A more professional option like the Aputure AL-M9, however, is a great way to combine your light source with your tripod as it comes with an adapter so that you can attach the two. By purchasing this external flash, you’ll start to build a rig that looks professional and performs that way too. With nine different options for lighting, the Aputure is going to be able to handle the majority of your basic needs.
In attaching your light source to your smartphone tripod, you also won’t need to haul around extraneous gear. The cumbersome nature of photography equipment is worth noting because one of the major pros associated with mobile phone photography is its mobility compared to traditional photography.
Mobile Phone Portrait Photography Tips and Techniques
If you’re a portrait photographer that would prefer more control over your camera’s settings, you might want to consider downloading a third-party camera app. Sure, the camera app that comes on your phone is more than adequate and may also offer Portrait Mode, but third-party apps provide you more flexibility and more control.
One of the most overlooked aspects of portrait photography is creativity. Remember, your subject doesn’t always have to be smiling or looking into the camera. Your photos also don’t have to be in color – experiment in black and white!

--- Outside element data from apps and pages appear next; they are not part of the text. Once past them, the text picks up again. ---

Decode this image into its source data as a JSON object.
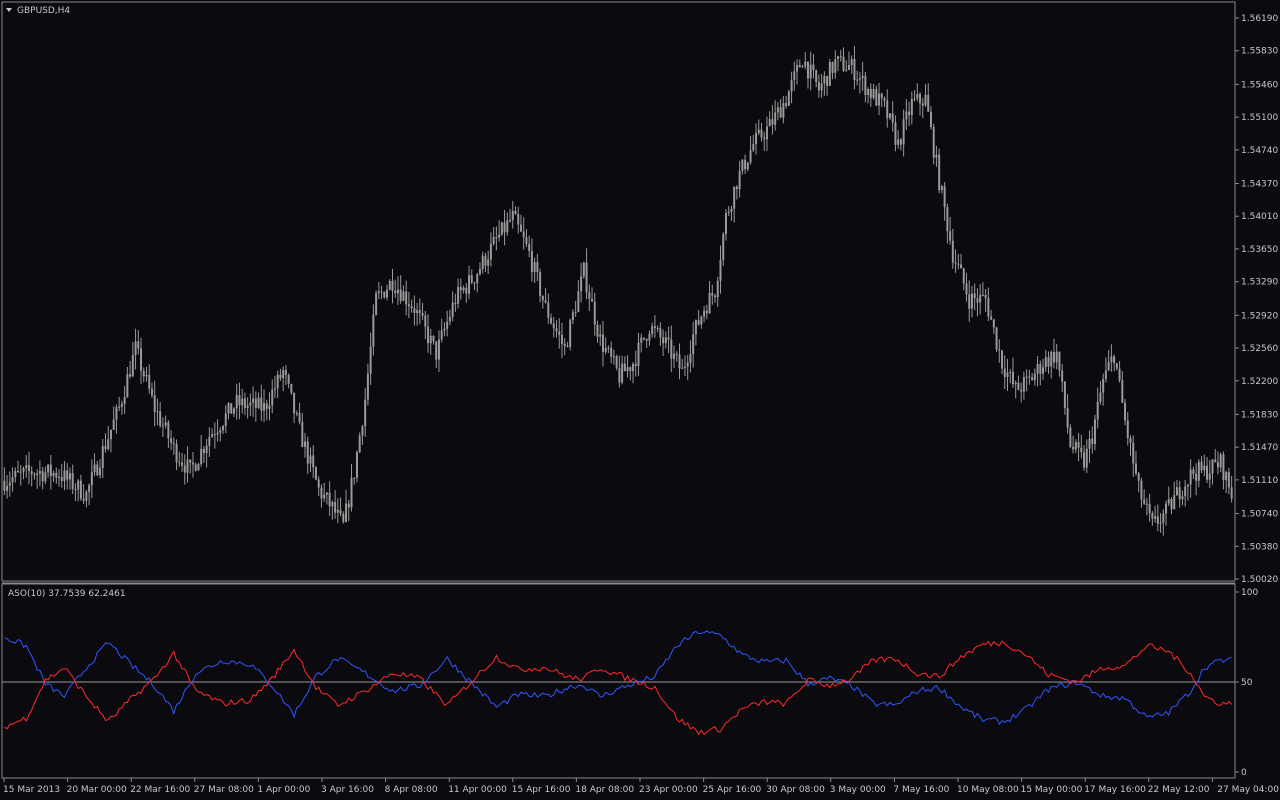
{
  "chart_title": "GBPUSD,H4",
  "indicator_label": "ASO(10) 37.7539 62.2461",
  "colors": {
    "background": "#0a0a0f",
    "candles": "#9a9a9a",
    "frame": "#8a8a8a",
    "text": "#c8c8c8",
    "bull_line": "#3355ff",
    "bear_line": "#ff2a2a",
    "level_line": "#9a9a9a"
  },
  "icons": {
    "timeframe_menu": "triangle-down-icon"
  },
  "chart_data": [
    {
      "type": "candlestick",
      "title": "GBPUSD,H4",
      "ylim": [
        1.5002,
        1.5619
      ],
      "y_ticks": [
        "1.56190",
        "1.55830",
        "1.55460",
        "1.55100",
        "1.54740",
        "1.54370",
        "1.54010",
        "1.53650",
        "1.53290",
        "1.52920",
        "1.52560",
        "1.52200",
        "1.51830",
        "1.51470",
        "1.51110",
        "1.50740",
        "1.50380",
        "1.50020"
      ],
      "x_ticks": [
        "15 Mar 2013",
        "20 Mar 00:00",
        "22 Mar 16:00",
        "27 Mar 08:00",
        "1 Apr 00:00",
        "3 Apr 16:00",
        "8 Apr 08:00",
        "11 Apr 00:00",
        "15 Apr 16:00",
        "18 Apr 08:00",
        "23 Apr 00:00",
        "25 Apr 16:00",
        "30 Apr 08:00",
        "3 May 00:00",
        "7 May 16:00",
        "10 May 08:00",
        "15 May 00:00",
        "17 May 16:00",
        "22 May 12:00",
        "27 May 04:00"
      ],
      "close_path": [
        [
          0,
          1.511
        ],
        [
          10,
          1.512
        ],
        [
          20,
          1.5118
        ],
        [
          30,
          1.5095
        ],
        [
          35,
          1.5135
        ],
        [
          42,
          1.519
        ],
        [
          48,
          1.5255
        ],
        [
          55,
          1.519
        ],
        [
          62,
          1.5145
        ],
        [
          68,
          1.512
        ],
        [
          75,
          1.516
        ],
        [
          85,
          1.5195
        ],
        [
          95,
          1.519
        ],
        [
          102,
          1.523
        ],
        [
          108,
          1.5165
        ],
        [
          115,
          1.51
        ],
        [
          120,
          1.508
        ],
        [
          124,
          1.506
        ],
        [
          128,
          1.512
        ],
        [
          132,
          1.52
        ],
        [
          136,
          1.531
        ],
        [
          142,
          1.533
        ],
        [
          150,
          1.53
        ],
        [
          158,
          1.525
        ],
        [
          165,
          1.531
        ],
        [
          172,
          1.5335
        ],
        [
          180,
          1.5375
        ],
        [
          186,
          1.54
        ],
        [
          192,
          1.536
        ],
        [
          198,
          1.53
        ],
        [
          205,
          1.5255
        ],
        [
          212,
          1.534
        ],
        [
          218,
          1.5265
        ],
        [
          225,
          1.5225
        ],
        [
          230,
          1.524
        ],
        [
          236,
          1.528
        ],
        [
          242,
          1.526
        ],
        [
          248,
          1.523
        ],
        [
          252,
          1.527
        ],
        [
          256,
          1.53
        ],
        [
          260,
          1.532
        ],
        [
          264,
          1.54
        ],
        [
          268,
          1.544
        ],
        [
          274,
          1.548
        ],
        [
          280,
          1.55
        ],
        [
          286,
          1.553
        ],
        [
          292,
          1.5575
        ],
        [
          298,
          1.554
        ],
        [
          304,
          1.557
        ],
        [
          310,
          1.5565
        ],
        [
          316,
          1.554
        ],
        [
          322,
          1.552
        ],
        [
          327,
          1.548
        ],
        [
          332,
          1.5525
        ],
        [
          337,
          1.553
        ],
        [
          342,
          1.544
        ],
        [
          347,
          1.536
        ],
        [
          353,
          1.531
        ],
        [
          359,
          1.531
        ],
        [
          365,
          1.524
        ],
        [
          370,
          1.521
        ],
        [
          375,
          1.522
        ],
        [
          380,
          1.524
        ],
        [
          385,
          1.525
        ],
        [
          390,
          1.515
        ],
        [
          395,
          1.513
        ],
        [
          398,
          1.516
        ],
        [
          402,
          1.522
        ],
        [
          406,
          1.525
        ],
        [
          410,
          1.5175
        ],
        [
          415,
          1.51
        ],
        [
          420,
          1.506
        ],
        [
          425,
          1.5075
        ],
        [
          430,
          1.51
        ],
        [
          435,
          1.512
        ],
        [
          439,
          1.512
        ],
        [
          445,
          1.513
        ],
        [
          449,
          1.5095
        ]
      ]
    },
    {
      "type": "line",
      "title": "ASO(10) 37.7539 62.2461",
      "ylim": [
        0,
        100
      ],
      "y_ticks": [
        "100",
        "50",
        "0"
      ],
      "level": 50,
      "series": [
        {
          "color": "#3355ff",
          "points": [
            [
              0,
              75
            ],
            [
              8,
              70
            ],
            [
              15,
              49
            ],
            [
              22,
              42
            ],
            [
              30,
              58
            ],
            [
              38,
              72
            ],
            [
              46,
              60
            ],
            [
              55,
              48
            ],
            [
              62,
              34
            ],
            [
              70,
              55
            ],
            [
              80,
              62
            ],
            [
              90,
              60
            ],
            [
              98,
              48
            ],
            [
              106,
              32
            ],
            [
              114,
              53
            ],
            [
              122,
              63
            ],
            [
              132,
              55
            ],
            [
              142,
              45
            ],
            [
              152,
              48
            ],
            [
              162,
              63
            ],
            [
              172,
              48
            ],
            [
              180,
              36
            ],
            [
              188,
              43
            ],
            [
              198,
              42
            ],
            [
              208,
              48
            ],
            [
              212,
              48
            ],
            [
              218,
              42
            ],
            [
              228,
              48
            ],
            [
              238,
              53
            ],
            [
              246,
              70
            ],
            [
              254,
              78
            ],
            [
              262,
              76
            ],
            [
              270,
              65
            ],
            [
              278,
              61
            ],
            [
              286,
              62
            ],
            [
              294,
              49
            ],
            [
              302,
              52
            ],
            [
              310,
              48
            ],
            [
              318,
              38
            ],
            [
              326,
              37
            ],
            [
              334,
              45
            ],
            [
              342,
              47
            ],
            [
              350,
              36
            ],
            [
              358,
              29
            ],
            [
              366,
              28
            ],
            [
              374,
              35
            ],
            [
              382,
              46
            ],
            [
              392,
              50
            ],
            [
              402,
              42
            ],
            [
              410,
              41
            ],
            [
              418,
              30
            ],
            [
              426,
              33
            ],
            [
              434,
              45
            ],
            [
              439,
              58
            ],
            [
              445,
              62
            ]
          ]
        },
        {
          "color": "#ff2a2a",
          "name": "",
          "points": [
            [
              0,
              25
            ],
            [
              8,
              30
            ],
            [
              15,
              51
            ],
            [
              22,
              58
            ],
            [
              30,
              42
            ],
            [
              38,
              28
            ],
            [
              46,
              40
            ],
            [
              55,
              52
            ],
            [
              62,
              66
            ],
            [
              70,
              45
            ],
            [
              80,
              38
            ],
            [
              90,
              40
            ],
            [
              98,
              52
            ],
            [
              106,
              68
            ],
            [
              114,
              47
            ],
            [
              122,
              37
            ],
            [
              132,
              45
            ],
            [
              142,
              55
            ],
            [
              152,
              52
            ],
            [
              162,
              37
            ],
            [
              172,
              52
            ],
            [
              180,
              64
            ],
            [
              188,
              57
            ],
            [
              198,
              58
            ],
            [
              208,
              52
            ],
            [
              212,
              52
            ],
            [
              218,
              58
            ],
            [
              228,
              52
            ],
            [
              238,
              47
            ],
            [
              246,
              30
            ],
            [
              254,
              22
            ],
            [
              262,
              24
            ],
            [
              270,
              35
            ],
            [
              278,
              39
            ],
            [
              286,
              38
            ],
            [
              294,
              51
            ],
            [
              302,
              48
            ],
            [
              310,
              52
            ],
            [
              318,
              62
            ],
            [
              326,
              63
            ],
            [
              334,
              55
            ],
            [
              342,
              53
            ],
            [
              350,
              64
            ],
            [
              358,
              71
            ],
            [
              366,
              72
            ],
            [
              374,
              65
            ],
            [
              382,
              54
            ],
            [
              392,
              50
            ],
            [
              402,
              58
            ],
            [
              410,
              59
            ],
            [
              418,
              70
            ],
            [
              426,
              67
            ],
            [
              434,
              55
            ],
            [
              439,
              42
            ],
            [
              445,
              38
            ]
          ]
        }
      ]
    }
  ]
}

Move to a different position to capture the person from a different angle. Try to portray your subject’s personality or ask them to express a variety of emotions. Remember, a good portrait should tell a story!
Don’t be afraid to experiment with your lighting, as well. Different lighting can create the illusion of different moods. Soft fill lights and harsh backlighting will give you completely different looks, so try out a few different lighting techniques to see what suits you and your subject best.
As with most forms of photography, a little editing can make an already spectacular image look even better. Exactly how much editing you do is up to you and your unique style. If you don’t already have an editing app of choice, the link above includes 37 options from which to choose.